  1. 1 2 Paolillo, John C.; Das, Anupam (31 March 2006). "Evaluating language statistics: the Ethnologue and beyond" (PDF). UNESCO Institute of Statistics. pp. 3–5. Retrieved 17 November 2018.
  2. Chambers, J.K.; Trudgill, Peter (1998). Dialectology (2nd ed.). Cambridge University Press. ISBN   978-0-521-59646-6.
  3. Kaye, Alan S.; Rosenhouse, Judith (1997). "Arabic Dialects and Maltese". In Hetzron, Robert (ed.). The Semitic Languages. Routledge. pp. 263–311. ISBN   978-0-415-05767-7.
  4. Norman, Jerry (1988). Chinese. Cambridge University Press. p. 2. ISBN   978-0-521-29653-3.
  5. Norman, Jerry (2003). "The Chinese dialects: phonology". In Thurgood, Graham; LaPolla, Randy J. (eds.). The Sino-Tibetan languages. Routledge. pp. 72–83. ISBN   978-0-7007-1129-1.
  6. Crystal, David (1988). The Cambridge Encyclopedia of Language . Cambridge University Press. pp.  286–287. ISBN   978-0-521-26438-9.
  7. 1 2 "Summary by language size". Ethnologue. Retrieved 12 March 2019. For items below #26, see individual Ethnologue entry for each language.
  8. "World Population Clock: 7.7 Billion People (2019) - Worldometers". www.worldometers.info. Retrieved 31 March 2019.
  9. 1 2 Hindi and Urdu are often classified as standardized registers of a single Hindustani language.
  10. 1 2 Defined at the national border rather than by language
  11. 1 2 Mikael Parkvall, "Världens 100 största språk 2007" (The World's 100 Largest Languages in 2007), in Nationalencyklopedin . Asterisks mark the 2010 estimates for the top dozen languages.

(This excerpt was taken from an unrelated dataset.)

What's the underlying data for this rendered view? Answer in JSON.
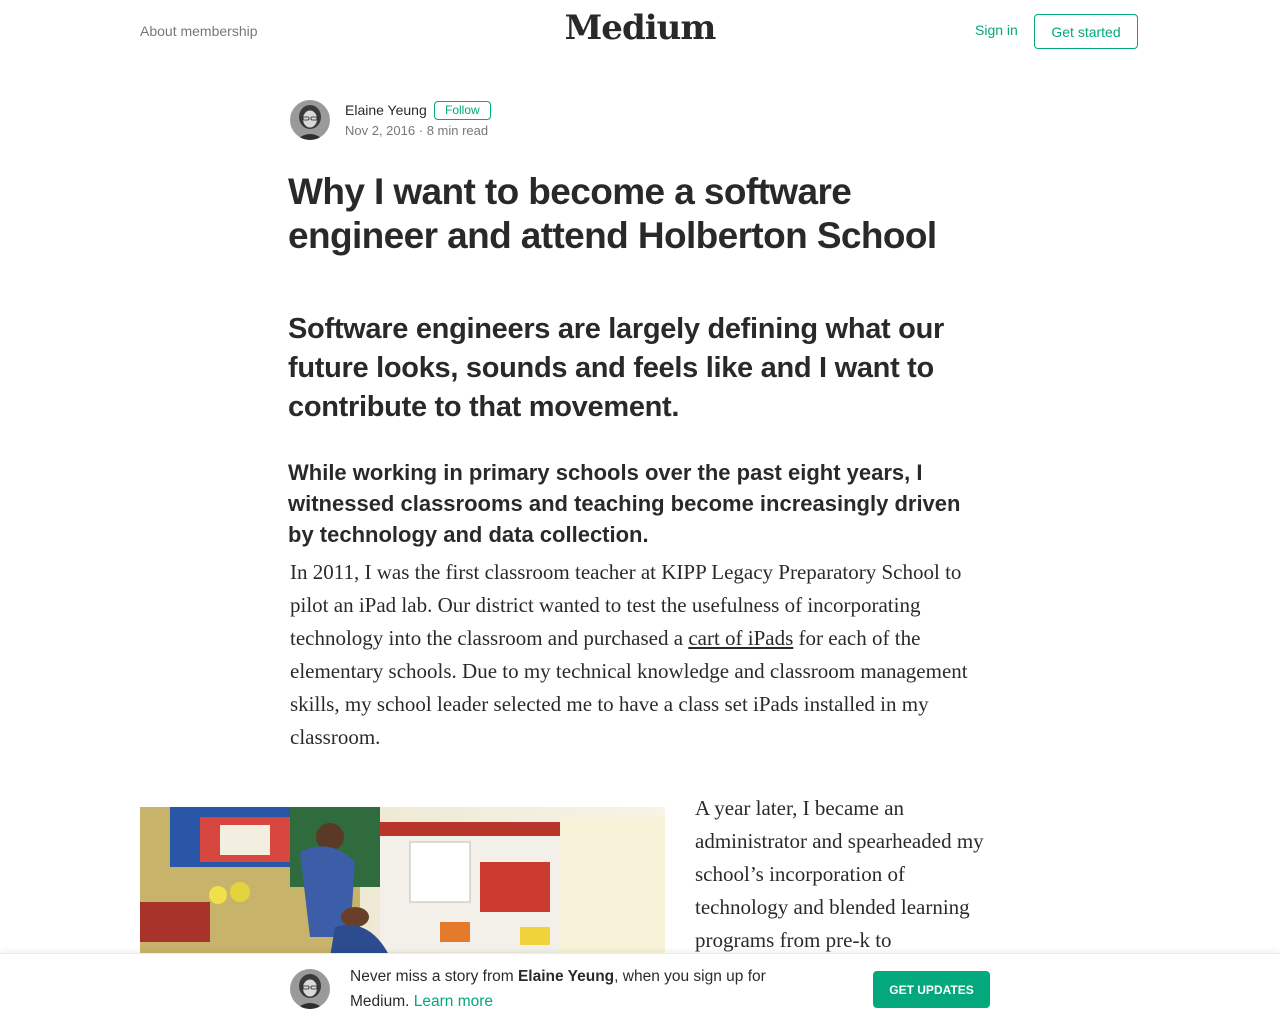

  12. 1 2 Abstract of speakers' strength of languages and mother tongues – 2000, Census of India, 2001
  13. Summary by language size